→ **TASK TO CARRY OUT**: Only the pictures are to be dropped; the rest of the data below is to be duplicated exactly.

→ **EXTRACTED INFORMATION**:
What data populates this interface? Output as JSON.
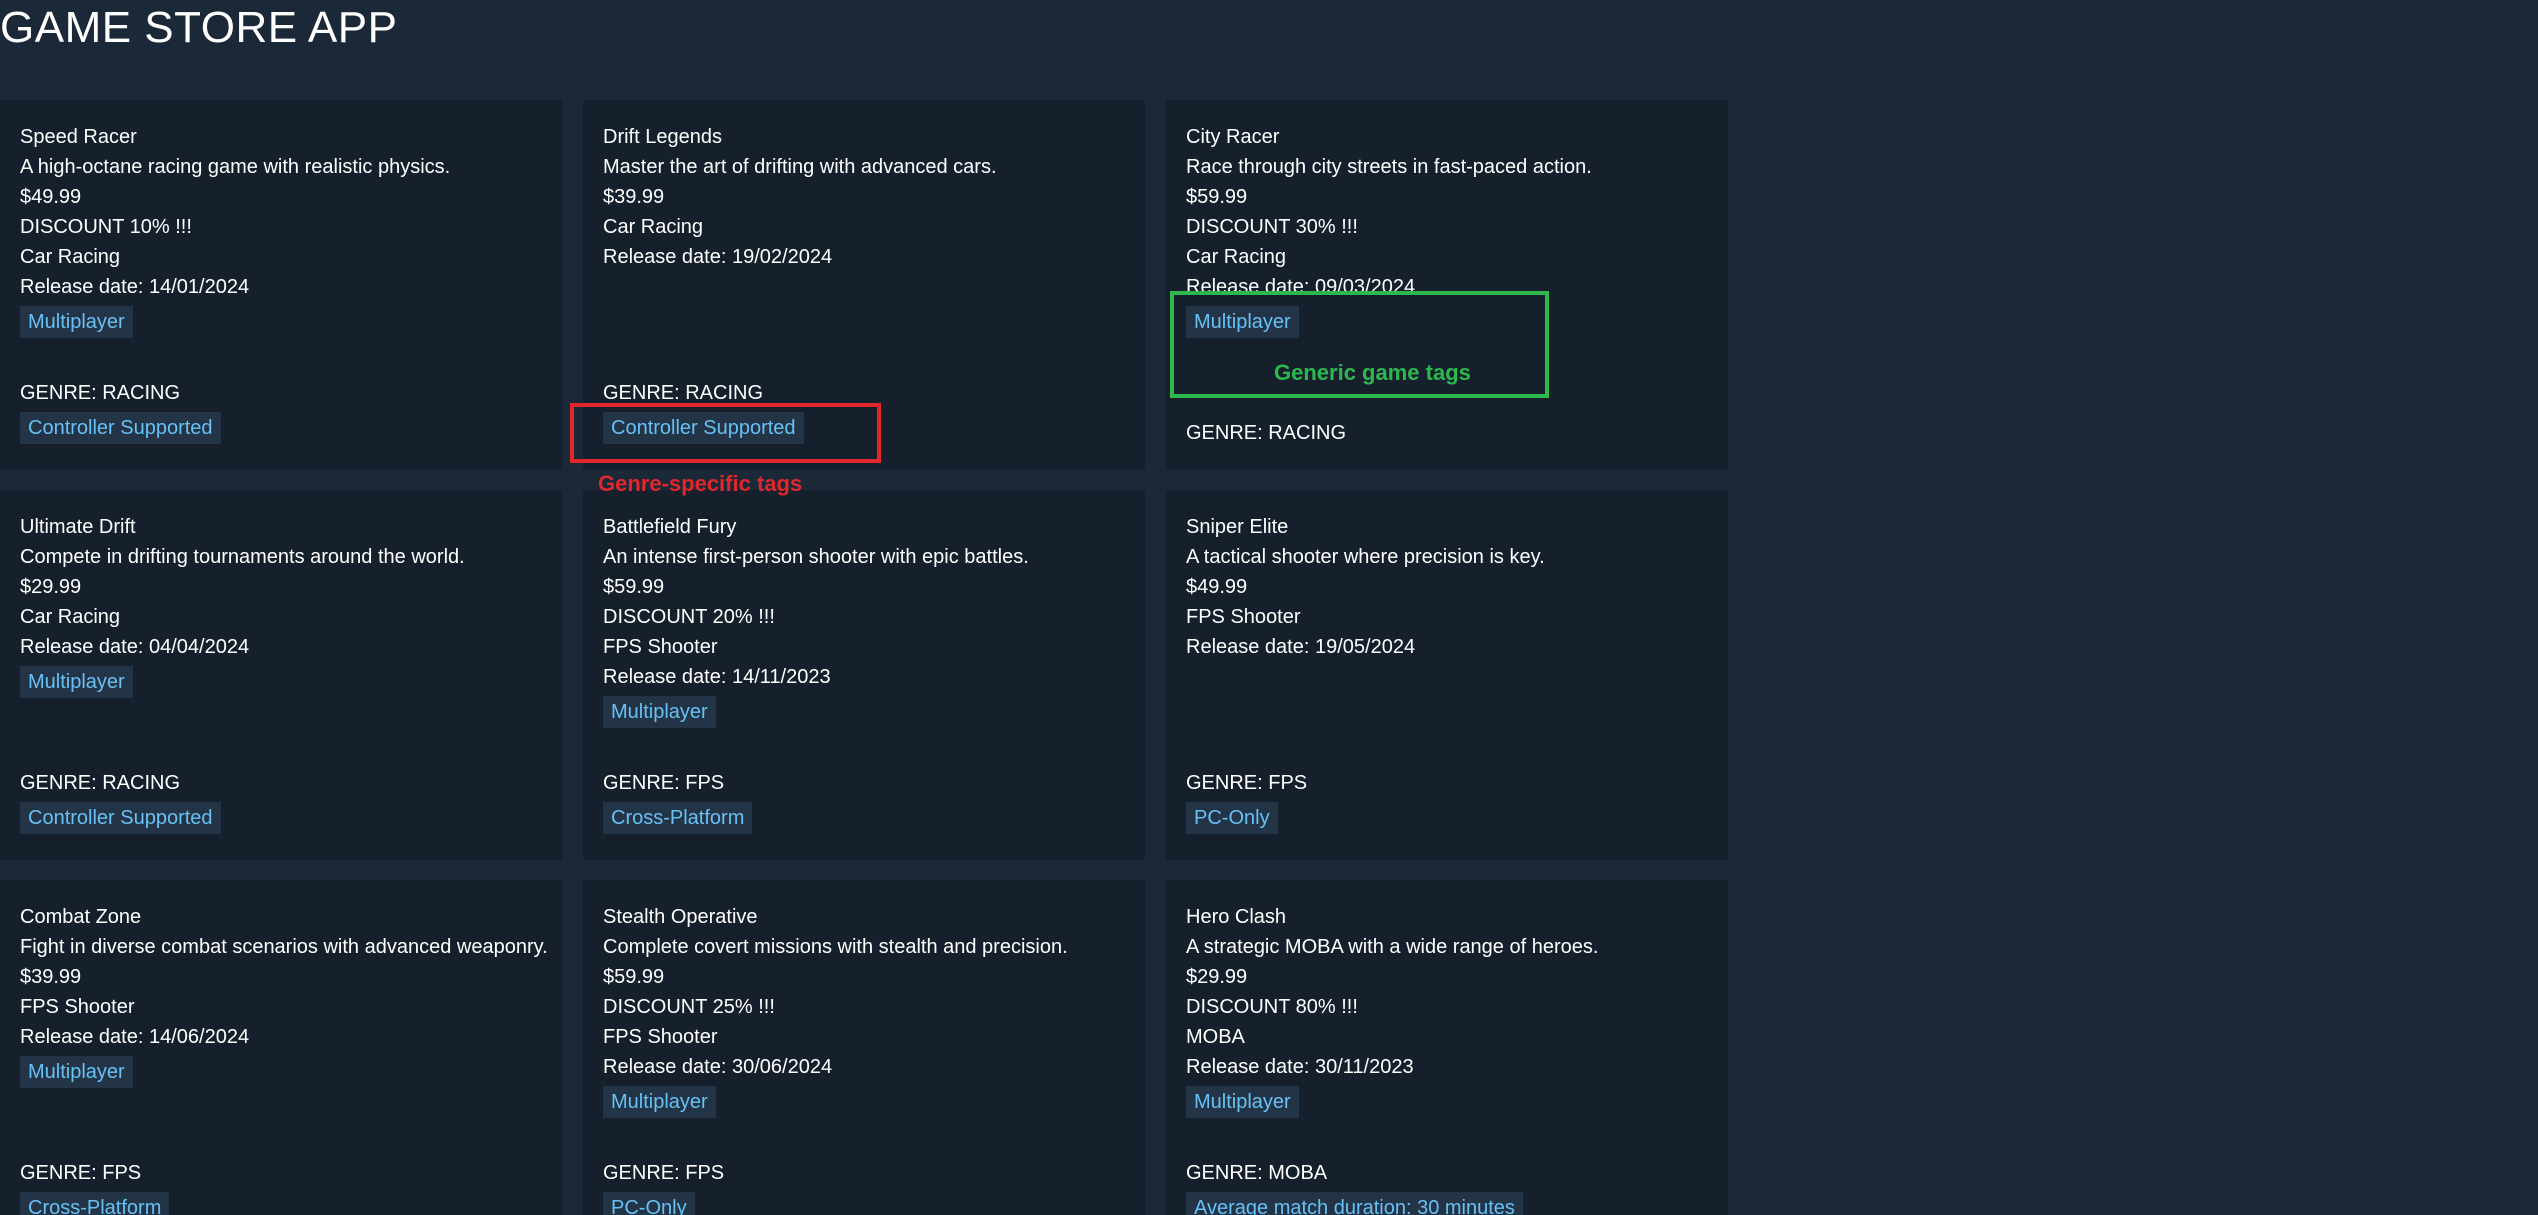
{
  "app": {
    "title": "GAME STORE APP"
  },
  "games": [
    {
      "name": "Speed Racer",
      "description": "A high-octane racing game with realistic physics.",
      "price": "$49.99",
      "discount": "DISCOUNT 10% !!!",
      "category": "Car Racing",
      "release": "Release date: 14/01/2024",
      "tag": "Multiplayer",
      "genre": "GENRE: RACING",
      "genre_tag": "Controller Supported"
    },
    {
      "name": "Drift Legends",
      "description": "Master the art of drifting with advanced cars.",
      "price": "$39.99",
      "discount": "",
      "category": "Car Racing",
      "release": "Release date: 19/02/2024",
      "tag": "",
      "genre": "GENRE: RACING",
      "genre_tag": "Controller Supported"
    },
    {
      "name": "City Racer",
      "description": "Race through city streets in fast-paced action.",
      "price": "$59.99",
      "discount": "DISCOUNT 30% !!!",
      "category": "Car Racing",
      "release": "Release date: 09/03/2024",
      "tag": "Multiplayer",
      "genre": "GENRE: RACING",
      "genre_tag": ""
    },
    {
      "name": "Ultimate Drift",
      "description": "Compete in drifting tournaments around the world.",
      "price": "$29.99",
      "discount": "",
      "category": "Car Racing",
      "release": "Release date: 04/04/2024",
      "tag": "Multiplayer",
      "genre": "GENRE: RACING",
      "genre_tag": "Controller Supported"
    },
    {
      "name": "Battlefield Fury",
      "description": "An intense first-person shooter with epic battles.",
      "price": "$59.99",
      "discount": "DISCOUNT 20% !!!",
      "category": "FPS Shooter",
      "release": "Release date: 14/11/2023",
      "tag": "Multiplayer",
      "genre": "GENRE: FPS",
      "genre_tag": "Cross-Platform"
    },
    {
      "name": "Sniper Elite",
      "description": "A tactical shooter where precision is key.",
      "price": "$49.99",
      "discount": "",
      "category": "FPS Shooter",
      "release": "Release date: 19/05/2024",
      "tag": "",
      "genre": "GENRE: FPS",
      "genre_tag": "PC-Only"
    },
    {
      "name": "Combat Zone",
      "description": "Fight in diverse combat scenarios with advanced weaponry.",
      "price": "$39.99",
      "discount": "",
      "category": "FPS Shooter",
      "release": "Release date: 14/06/2024",
      "tag": "Multiplayer",
      "genre": "GENRE: FPS",
      "genre_tag": "Cross-Platform"
    },
    {
      "name": "Stealth Operative",
      "description": "Complete covert missions with stealth and precision.",
      "price": "$59.99",
      "discount": "DISCOUNT 25% !!!",
      "category": "FPS Shooter",
      "release": "Release date: 30/06/2024",
      "tag": "Multiplayer",
      "genre": "GENRE: FPS",
      "genre_tag": "PC-Only"
    },
    {
      "name": "Hero Clash",
      "description": "A strategic MOBA with a wide range of heroes.",
      "price": "$29.99",
      "discount": "DISCOUNT 80% !!!",
      "category": "MOBA",
      "release": "Release date: 30/11/2023",
      "tag": "Multiplayer",
      "genre": "GENRE: MOBA",
      "genre_tag": "Average match duration: 30 minutes"
    }
  ],
  "annotations": {
    "genre_specific": "Genre-specific tags",
    "generic": "Generic game tags"
  },
  "colors": {
    "background": "#1b2838",
    "card": "#16202d",
    "tag_bg": "#233447",
    "tag_text": "#67c1f5",
    "annotation_red": "#e1262c",
    "annotation_green": "#2db84d"
  }
}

→ **WRITTEN RESPONSE**:
What data populates this interface? Output as JSON.
{
  "app": {
    "title": "GAME STORE APP"
  },
  "games": [
    {
      "name": "Speed Racer",
      "description": "A high-octane racing game with realistic physics.",
      "price": "$49.99",
      "discount": "DISCOUNT 10% !!!",
      "category": "Car Racing",
      "release": "Release date: 14/01/2024",
      "tag": "Multiplayer",
      "genre": "GENRE: RACING",
      "genre_tag": "Controller Supported"
    },
    {
      "name": "Drift Legends",
      "description": "Master the art of drifting with advanced cars.",
      "price": "$39.99",
      "discount": "",
      "category": "Car Racing",
      "release": "Release date: 19/02/2024",
      "tag": "",
      "genre": "GENRE: RACING",
      "genre_tag": "Controller Supported"
    },
    {
      "name": "City Racer",
      "description": "Race through city streets in fast-paced action.",
      "price": "$59.99",
      "discount": "DISCOUNT 30% !!!",
      "category": "Car Racing",
      "release": "Release date: 09/03/2024",
      "tag": "Multiplayer",
      "genre": "GENRE: RACING",
      "genre_tag": ""
    },
    {
      "name": "Ultimate Drift",
      "description": "Compete in drifting tournaments around the world.",
      "price": "$29.99",
      "discount": "",
      "category": "Car Racing",
      "release": "Release date: 04/04/2024",
      "tag": "Multiplayer",
      "genre": "GENRE: RACING",
      "genre_tag": "Controller Supported"
    },
    {
      "name": "Battlefield Fury",
      "description": "An intense first-person shooter with epic battles.",
      "price": "$59.99",
      "discount": "DISCOUNT 20% !!!",
      "category": "FPS Shooter",
      "release": "Release date: 14/11/2023",
      "tag": "Multiplayer",
      "genre": "GENRE: FPS",
      "genre_tag": "Cross-Platform"
    },
    {
      "name": "Sniper Elite",
      "description": "A tactical shooter where precision is key.",
      "price": "$49.99",
      "discount": "",
      "category": "FPS Shooter",
      "release": "Release date: 19/05/2024",
      "tag": "",
      "genre": "GENRE: FPS",
      "genre_tag": "PC-Only"
    },
    {
      "name": "Combat Zone",
      "description": "Fight in diverse combat scenarios with advanced weaponry.",
      "price": "$39.99",
      "discount": "",
      "category": "FPS Shooter",
      "release": "Release date: 14/06/2024",
      "tag": "Multiplayer",
      "genre": "GENRE: FPS",
      "genre_tag": "Cross-Platform"
    },
    {
      "name": "Stealth Operative",
      "description": "Complete covert missions with stealth and precision.",
      "price": "$59.99",
      "discount": "DISCOUNT 25% !!!",
      "category": "FPS Shooter",
      "release": "Release date: 30/06/2024",
      "tag": "Multiplayer",
      "genre": "GENRE: FPS",
      "genre_tag": "PC-Only"
    },
    {
      "name": "Hero Clash",
      "description": "A strategic MOBA with a wide range of heroes.",
      "price": "$29.99",
      "discount": "DISCOUNT 80% !!!",
      "category": "MOBA",
      "release": "Release date: 30/11/2023",
      "tag": "Multiplayer",
      "genre": "GENRE: MOBA",
      "genre_tag": "Average match duration: 30 minutes"
    }
  ],
  "annotations": {
    "genre_specific": "Genre-specific tags",
    "generic": "Generic game tags"
  },
  "colors": {
    "background": "#1b2838",
    "card": "#16202d",
    "tag_bg": "#233447",
    "tag_text": "#67c1f5",
    "annotation_red": "#e1262c",
    "annotation_green": "#2db84d"
  }
}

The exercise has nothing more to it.